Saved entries
---+---

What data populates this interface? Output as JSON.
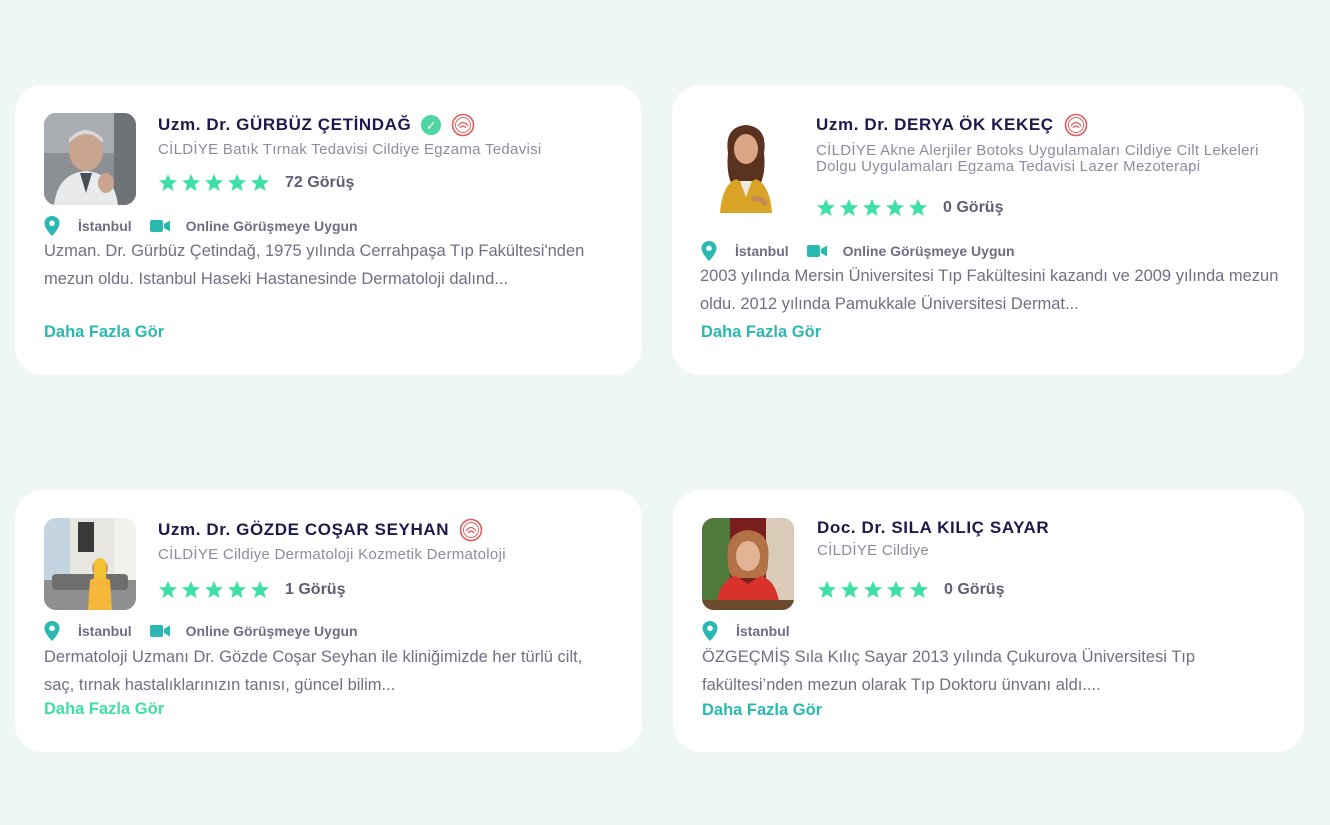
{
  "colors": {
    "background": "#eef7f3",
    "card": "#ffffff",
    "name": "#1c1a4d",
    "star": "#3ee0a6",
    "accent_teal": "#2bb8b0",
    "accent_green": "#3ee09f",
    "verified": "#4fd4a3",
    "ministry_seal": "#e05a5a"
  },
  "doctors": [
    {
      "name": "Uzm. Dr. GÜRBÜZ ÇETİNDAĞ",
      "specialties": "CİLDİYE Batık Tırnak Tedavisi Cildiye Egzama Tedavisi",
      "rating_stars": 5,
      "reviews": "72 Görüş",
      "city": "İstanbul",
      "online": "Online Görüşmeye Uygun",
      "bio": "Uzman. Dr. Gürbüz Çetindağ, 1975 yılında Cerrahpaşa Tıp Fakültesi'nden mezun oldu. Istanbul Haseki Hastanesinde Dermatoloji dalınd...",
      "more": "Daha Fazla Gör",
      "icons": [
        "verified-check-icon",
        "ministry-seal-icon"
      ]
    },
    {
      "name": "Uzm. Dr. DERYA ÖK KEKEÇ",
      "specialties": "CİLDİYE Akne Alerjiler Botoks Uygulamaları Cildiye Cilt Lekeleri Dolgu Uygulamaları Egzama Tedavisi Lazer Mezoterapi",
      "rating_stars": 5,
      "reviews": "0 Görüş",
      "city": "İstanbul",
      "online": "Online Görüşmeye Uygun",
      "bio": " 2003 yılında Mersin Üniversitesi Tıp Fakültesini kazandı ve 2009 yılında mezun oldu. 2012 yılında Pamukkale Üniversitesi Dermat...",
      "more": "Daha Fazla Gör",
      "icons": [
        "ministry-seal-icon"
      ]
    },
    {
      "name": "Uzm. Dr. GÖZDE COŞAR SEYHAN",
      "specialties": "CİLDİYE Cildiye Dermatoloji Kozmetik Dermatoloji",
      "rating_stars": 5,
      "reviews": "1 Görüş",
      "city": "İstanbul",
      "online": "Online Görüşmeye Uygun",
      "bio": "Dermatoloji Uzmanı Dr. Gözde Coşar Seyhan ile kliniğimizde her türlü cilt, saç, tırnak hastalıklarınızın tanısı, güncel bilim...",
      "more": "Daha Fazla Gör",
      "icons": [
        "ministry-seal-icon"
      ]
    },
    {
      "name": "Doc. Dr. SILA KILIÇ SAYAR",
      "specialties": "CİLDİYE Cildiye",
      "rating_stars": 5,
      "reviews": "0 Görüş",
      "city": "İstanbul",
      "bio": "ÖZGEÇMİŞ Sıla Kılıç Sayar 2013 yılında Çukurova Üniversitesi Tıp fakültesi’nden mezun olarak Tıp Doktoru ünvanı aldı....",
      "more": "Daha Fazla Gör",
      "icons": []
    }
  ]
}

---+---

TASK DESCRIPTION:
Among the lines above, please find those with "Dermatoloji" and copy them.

ANSWER:
      "bio": "Uzman. Dr. Gürbüz Çetindağ, 1975 yılında Cerrahpaşa Tıp Fakültesi'nden mezun oldu. Istanbul Haseki Hastanesinde Dermatoloji dalınd...",
      "specialties": "CİLDİYE Cildiye Dermatoloji Kozmetik Dermatoloji",
      "bio": "Dermatoloji Uzmanı Dr. Gözde Coşar Seyhan ile kliniğimizde her türlü cilt, saç, tırnak hastalıklarınızın tanısı, güncel bilim...",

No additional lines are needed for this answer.